Rep. Richard Neal, D-Mass., chairman of the House Ways and Means Committee, led a working group that negotiated with U.S. Trade Ambassador Robert Lighthizer. Neal said negotiations throughout the summer on key Democratic priorities became tense at times, but the final outcome provides better labor and environmental enforcement in Mexico. Changes were also made to patents for prescription drugs that could bring prices down, he said.
“This is a transformative agreement. It is a template, I believe, for future agreements,” Neal said.

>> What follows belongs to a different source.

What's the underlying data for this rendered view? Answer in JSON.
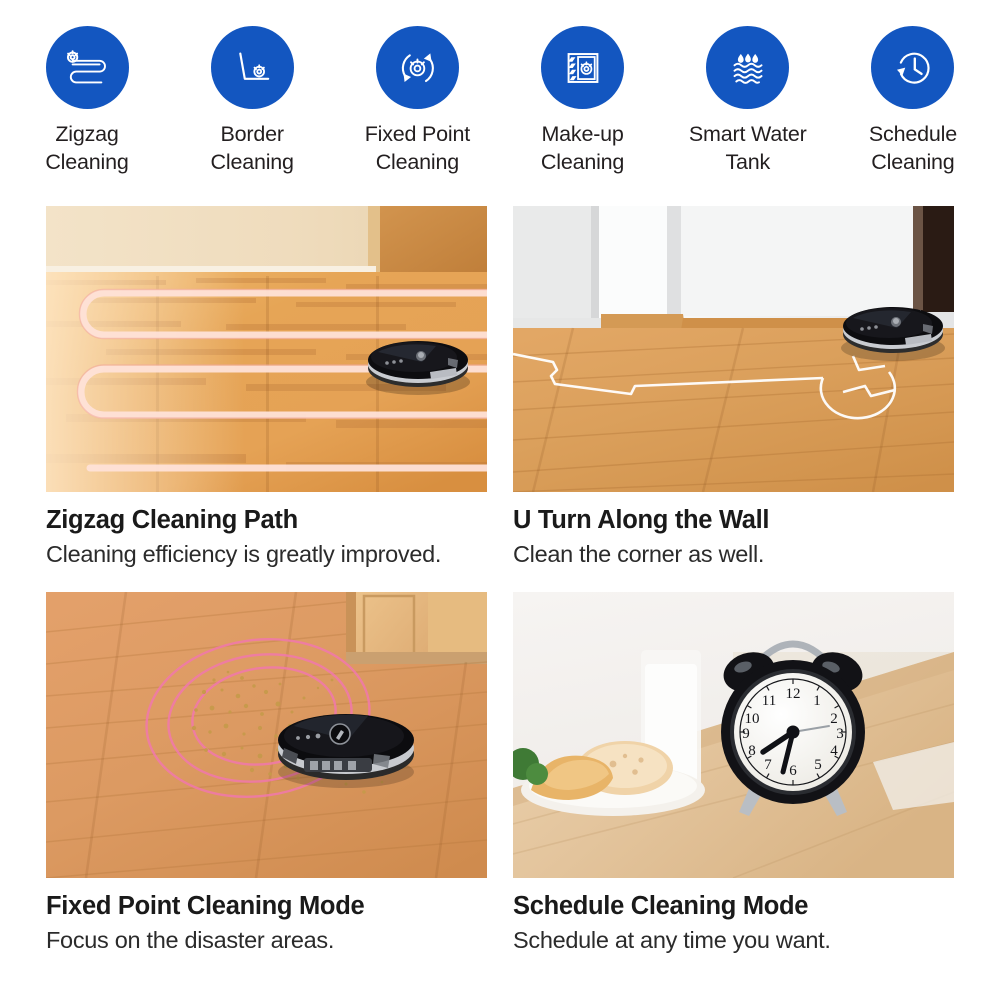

In a critical breakthrough for Democrats, changes made in the talks allowed Richard Trumka, president of the AFL-CIO labor union, to approve of the deal. Just last month, Trumka was calling for Democrats to delay a vote as long as possible. Trumka on Tuesday said changes made in labor standards and enforcement in Mexico were enough for the labor union to agree to the deal.
“We demanded a trade deal that benefits workers and fought every single day to negotiate that deal; and now we have secured an agreement that working people can proudly support,” Trumka said in a statement.

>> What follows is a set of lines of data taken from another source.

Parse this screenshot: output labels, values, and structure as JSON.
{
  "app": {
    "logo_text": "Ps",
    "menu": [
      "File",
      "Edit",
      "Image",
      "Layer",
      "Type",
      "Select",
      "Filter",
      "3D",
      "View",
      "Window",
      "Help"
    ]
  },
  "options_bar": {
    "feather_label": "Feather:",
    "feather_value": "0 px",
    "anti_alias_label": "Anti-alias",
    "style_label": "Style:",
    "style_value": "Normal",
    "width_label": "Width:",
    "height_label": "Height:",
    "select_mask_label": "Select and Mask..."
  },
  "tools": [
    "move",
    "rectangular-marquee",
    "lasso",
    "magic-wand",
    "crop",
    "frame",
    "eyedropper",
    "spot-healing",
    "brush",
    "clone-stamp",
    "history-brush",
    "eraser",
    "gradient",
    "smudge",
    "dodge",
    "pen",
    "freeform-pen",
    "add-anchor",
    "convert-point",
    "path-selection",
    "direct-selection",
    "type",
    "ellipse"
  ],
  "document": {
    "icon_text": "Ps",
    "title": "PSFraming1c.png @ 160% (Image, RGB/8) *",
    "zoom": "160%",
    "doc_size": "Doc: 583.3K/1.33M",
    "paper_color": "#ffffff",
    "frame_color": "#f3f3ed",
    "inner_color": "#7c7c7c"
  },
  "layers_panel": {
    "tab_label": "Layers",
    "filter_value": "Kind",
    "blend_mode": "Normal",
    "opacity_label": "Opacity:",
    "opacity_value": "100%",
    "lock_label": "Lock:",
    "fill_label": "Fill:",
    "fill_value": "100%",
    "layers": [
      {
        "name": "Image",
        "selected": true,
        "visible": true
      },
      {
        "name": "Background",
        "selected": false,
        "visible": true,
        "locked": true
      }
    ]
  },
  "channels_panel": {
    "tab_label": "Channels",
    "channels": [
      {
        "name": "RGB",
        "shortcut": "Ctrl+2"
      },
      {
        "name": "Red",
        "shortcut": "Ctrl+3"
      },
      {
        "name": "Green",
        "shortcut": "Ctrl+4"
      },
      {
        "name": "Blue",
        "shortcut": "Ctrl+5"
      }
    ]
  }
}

While the House can take up USMCA and vote on it as early as next week, it’s more of a challenge for the trade deal to clear the Senate in 2019. Senate Finance Chairman Charles Grassley, R-Iowa, had expressed concern over whether that could happen. A spokesman for Grassley, in an email to DTN, stated a vote this year is unlikely.

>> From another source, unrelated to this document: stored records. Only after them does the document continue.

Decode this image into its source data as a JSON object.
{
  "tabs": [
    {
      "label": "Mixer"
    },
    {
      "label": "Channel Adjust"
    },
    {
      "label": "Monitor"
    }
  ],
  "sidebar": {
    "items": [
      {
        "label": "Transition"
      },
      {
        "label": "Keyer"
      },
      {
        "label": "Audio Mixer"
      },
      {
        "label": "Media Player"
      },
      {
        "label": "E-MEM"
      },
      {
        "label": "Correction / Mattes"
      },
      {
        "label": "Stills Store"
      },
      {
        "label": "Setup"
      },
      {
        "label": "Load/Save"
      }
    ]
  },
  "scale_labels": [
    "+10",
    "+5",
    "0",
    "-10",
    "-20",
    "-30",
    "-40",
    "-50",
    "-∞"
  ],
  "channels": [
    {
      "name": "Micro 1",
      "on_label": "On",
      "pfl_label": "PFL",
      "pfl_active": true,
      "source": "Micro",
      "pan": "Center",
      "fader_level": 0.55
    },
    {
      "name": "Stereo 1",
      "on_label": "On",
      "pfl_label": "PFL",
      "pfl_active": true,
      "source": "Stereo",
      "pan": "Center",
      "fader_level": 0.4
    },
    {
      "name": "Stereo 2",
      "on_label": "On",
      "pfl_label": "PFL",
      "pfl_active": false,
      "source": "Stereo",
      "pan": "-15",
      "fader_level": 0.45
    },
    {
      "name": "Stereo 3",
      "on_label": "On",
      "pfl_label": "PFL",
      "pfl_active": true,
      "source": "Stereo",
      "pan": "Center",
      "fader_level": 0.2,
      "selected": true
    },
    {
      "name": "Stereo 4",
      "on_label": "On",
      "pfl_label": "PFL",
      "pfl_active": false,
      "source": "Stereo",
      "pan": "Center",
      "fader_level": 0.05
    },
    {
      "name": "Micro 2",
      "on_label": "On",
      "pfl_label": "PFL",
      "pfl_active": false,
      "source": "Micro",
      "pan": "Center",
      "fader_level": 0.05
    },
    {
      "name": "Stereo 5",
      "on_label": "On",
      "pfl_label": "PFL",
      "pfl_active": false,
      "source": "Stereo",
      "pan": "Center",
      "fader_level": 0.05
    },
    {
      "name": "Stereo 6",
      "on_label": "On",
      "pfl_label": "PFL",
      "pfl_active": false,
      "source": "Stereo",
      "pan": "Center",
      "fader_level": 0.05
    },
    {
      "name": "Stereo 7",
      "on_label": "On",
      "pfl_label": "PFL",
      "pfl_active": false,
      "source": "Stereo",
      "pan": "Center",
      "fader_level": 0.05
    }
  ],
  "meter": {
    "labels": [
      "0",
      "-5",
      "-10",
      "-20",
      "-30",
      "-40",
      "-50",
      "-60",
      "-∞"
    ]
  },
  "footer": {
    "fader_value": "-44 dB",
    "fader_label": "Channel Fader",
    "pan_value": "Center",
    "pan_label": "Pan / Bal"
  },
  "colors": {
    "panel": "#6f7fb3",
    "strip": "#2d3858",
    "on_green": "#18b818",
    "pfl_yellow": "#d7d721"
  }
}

“It all depends on when USTR submits text and the House votes. It’s possible, but unlikely, given the calendar. It could happen early in 2020,” Grassley’s spokesman stated.
Agricultural groups have pressed hard to get Congress to commit to the deal. Zippy Duvall, president of the American Farm Bureau Federation, on Tuesday called for swift passage of the trade pact as farmers look for some economic opportunities to boost incomes.
“Agriculture is at a critical crossroads with the downturn in commodity prices, losses from natural disasters and the trade war,” Duvall said. “This is an opportunity for Congress not only to help U.S. farmers and ranchers turn the corner on trade, but also show that Washington can still get things done on a bipartisan basis.”
Duvall added that USMCA ratification “would build on the momentum of the U.S.-Japan agreement,” another recent trade deal that will provide duty parity for the U.S. with some of Japan’s other major trading partners.
Angela Hofmann, co-executive director for Farmer for Free Trade, a coalition put together by agricultural groups, stated the deal reached “is welcome news and relief for American farmers. Now it’s time to get the bill passed before politics can get in the way. Farmers and ranchers will be watching closely to ensure that their members of Congress are standing up for American agriculture.”
Iowa farmer Kevin Ross, president of the National Corn Growers Association, said the agreement, and passage, will help farmers close out 2019 with a win for America’s farmers and the U.S. economy.
“NCGA’s top legislative priority in 2019 has been passing USMCA,” Ross said. “Today’s announcement brings us one step closer to ratifying this important agreement and securing the future of our trading relationship with Mexico and Canada, the top export market for U.S. corn farmers. It’s been a brutal year for many farmers who really need the certainty this would provide for agricultural trade.”
The deal is also somewhat of a relief for some Midwest freshmen Democrats in Congress who were feeling pressure from farmer constituents over the long negotiations and impeachment. Rep. Cindy Axne, D-Iowa, for instance, had pushed aggressively on USMCA because her district is heavily agricultural.
“This agreement would provide certainty for farmers and producers by ending the threat of back-and-forth retaliatory tariffs that this administration has pursued. I am thankful that the House Working Group and U.S. Trade Representative Lighthizer worked in good faith and negotiated a better deal for all Americans and did so before the year end,” Axne said.